# Thread: Need a proof for a subspace

1. ## Need a proof for a subspace

Hi all,

The question goes: Let V be the set of all continous functions on the closed interval [a,b]. Prove that the set W of continuous functions f(x) on [a,b] such that integral(f(x)dx) = 0 from a to b is a subspace of V.

Does this involve utilizing the fundamental theorem of calculus in any way? Thanks!

2. Originally Posted by lute
Let V be the set of all continous functions on the closed interval [a,b]. Prove that the set W of continuous functions f(x) on [a,b] such that integral(f(x)dx) = 0 from a to b is a subspace of V.
You do know how one proves a set is a subspace?

If $\alpha$ is a scalar and $\left\{ {f,g} \right\} \subseteq W$ then what can you say about $\int_a^b {\alpha f + g}$ ?

3. Originally Posted by lute
Hi all,

The question goes: Let V be the set of all continous functions on the closed interval [a,b]. Prove that the set W of continuous functions f(x) on [a,b] such that integral(f(x)dx) = 0 from a to b is a subspace of V.
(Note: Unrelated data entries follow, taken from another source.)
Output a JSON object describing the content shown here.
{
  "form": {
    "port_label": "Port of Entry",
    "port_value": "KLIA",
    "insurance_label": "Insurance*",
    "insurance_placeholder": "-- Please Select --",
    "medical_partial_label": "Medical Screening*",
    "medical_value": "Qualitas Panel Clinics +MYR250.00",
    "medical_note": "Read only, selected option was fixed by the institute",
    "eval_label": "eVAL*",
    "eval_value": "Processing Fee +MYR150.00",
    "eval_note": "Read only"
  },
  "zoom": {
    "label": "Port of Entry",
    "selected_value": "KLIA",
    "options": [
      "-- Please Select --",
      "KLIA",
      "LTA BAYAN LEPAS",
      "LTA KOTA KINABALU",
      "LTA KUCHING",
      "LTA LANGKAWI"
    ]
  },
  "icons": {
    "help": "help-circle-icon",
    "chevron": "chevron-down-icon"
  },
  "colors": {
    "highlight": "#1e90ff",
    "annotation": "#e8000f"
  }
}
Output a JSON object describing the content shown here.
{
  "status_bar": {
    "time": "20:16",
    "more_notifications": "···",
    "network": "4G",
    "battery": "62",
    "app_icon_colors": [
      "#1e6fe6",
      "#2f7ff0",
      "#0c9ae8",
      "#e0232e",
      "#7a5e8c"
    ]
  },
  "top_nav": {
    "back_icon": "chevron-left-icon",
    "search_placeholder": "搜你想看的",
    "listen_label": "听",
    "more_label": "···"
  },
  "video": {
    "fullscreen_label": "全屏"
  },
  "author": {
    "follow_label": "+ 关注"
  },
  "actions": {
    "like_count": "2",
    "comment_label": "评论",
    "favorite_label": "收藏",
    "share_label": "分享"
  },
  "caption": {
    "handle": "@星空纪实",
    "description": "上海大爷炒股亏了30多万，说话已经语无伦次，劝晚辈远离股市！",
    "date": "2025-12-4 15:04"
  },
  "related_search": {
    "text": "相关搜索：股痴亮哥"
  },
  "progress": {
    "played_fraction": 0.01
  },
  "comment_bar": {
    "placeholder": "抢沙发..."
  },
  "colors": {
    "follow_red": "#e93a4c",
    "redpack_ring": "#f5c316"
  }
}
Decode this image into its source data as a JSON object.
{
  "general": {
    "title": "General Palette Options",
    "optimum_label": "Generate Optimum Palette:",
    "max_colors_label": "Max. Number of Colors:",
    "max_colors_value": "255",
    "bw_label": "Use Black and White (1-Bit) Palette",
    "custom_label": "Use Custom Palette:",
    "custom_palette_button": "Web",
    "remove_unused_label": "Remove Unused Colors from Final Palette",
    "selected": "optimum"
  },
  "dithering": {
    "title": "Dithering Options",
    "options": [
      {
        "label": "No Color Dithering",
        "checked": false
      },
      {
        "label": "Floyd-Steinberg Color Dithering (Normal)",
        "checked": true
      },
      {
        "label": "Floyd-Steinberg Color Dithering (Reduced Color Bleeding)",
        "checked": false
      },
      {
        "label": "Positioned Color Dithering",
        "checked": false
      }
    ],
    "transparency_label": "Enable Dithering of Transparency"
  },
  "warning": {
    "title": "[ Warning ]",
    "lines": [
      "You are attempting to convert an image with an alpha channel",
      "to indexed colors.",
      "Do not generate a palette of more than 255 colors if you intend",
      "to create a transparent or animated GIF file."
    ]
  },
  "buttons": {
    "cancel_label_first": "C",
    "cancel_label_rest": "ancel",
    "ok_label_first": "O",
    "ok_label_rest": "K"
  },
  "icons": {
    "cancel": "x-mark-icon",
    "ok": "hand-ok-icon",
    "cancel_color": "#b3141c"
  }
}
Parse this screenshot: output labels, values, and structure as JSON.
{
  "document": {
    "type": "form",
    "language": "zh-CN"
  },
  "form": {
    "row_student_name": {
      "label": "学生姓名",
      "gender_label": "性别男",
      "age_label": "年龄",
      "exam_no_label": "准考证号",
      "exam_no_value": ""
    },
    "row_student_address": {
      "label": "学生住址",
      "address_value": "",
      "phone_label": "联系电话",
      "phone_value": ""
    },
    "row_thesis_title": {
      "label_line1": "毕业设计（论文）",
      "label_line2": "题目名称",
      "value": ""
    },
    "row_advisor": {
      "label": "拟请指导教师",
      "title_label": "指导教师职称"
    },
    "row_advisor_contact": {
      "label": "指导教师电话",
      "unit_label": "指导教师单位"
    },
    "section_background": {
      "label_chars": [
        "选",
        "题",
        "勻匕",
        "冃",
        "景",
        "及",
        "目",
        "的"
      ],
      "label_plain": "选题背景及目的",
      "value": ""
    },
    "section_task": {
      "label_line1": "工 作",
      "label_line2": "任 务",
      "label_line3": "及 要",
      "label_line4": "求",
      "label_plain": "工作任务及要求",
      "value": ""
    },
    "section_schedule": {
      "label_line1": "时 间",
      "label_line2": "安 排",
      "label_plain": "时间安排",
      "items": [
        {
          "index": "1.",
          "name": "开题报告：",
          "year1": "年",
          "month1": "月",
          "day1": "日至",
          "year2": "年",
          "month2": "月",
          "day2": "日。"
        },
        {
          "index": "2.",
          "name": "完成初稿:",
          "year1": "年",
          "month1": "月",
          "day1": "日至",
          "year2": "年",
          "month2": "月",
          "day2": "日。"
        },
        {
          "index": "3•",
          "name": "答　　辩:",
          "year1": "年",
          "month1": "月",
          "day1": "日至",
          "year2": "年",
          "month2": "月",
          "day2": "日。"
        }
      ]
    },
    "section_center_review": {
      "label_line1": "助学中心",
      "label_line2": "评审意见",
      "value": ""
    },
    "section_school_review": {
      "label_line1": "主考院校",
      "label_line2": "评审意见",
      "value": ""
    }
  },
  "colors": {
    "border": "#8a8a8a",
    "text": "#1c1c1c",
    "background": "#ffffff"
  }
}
Does this involve utilizing the fundamental theorem of calculus in any way? Thanks!
No, it involves the definition of "subspace"! If f and g are two continuous functions such that $\int_a^b f(x)dx= 0$ and $\int_a^b g(x)dx$ is f+ g a continuous function such that $\int_a^b(f(x)+ g(x))dx= 0$? If n is a real number is nf(x) a continuouis function such that $\int_a^b nf(x)dx= 0$?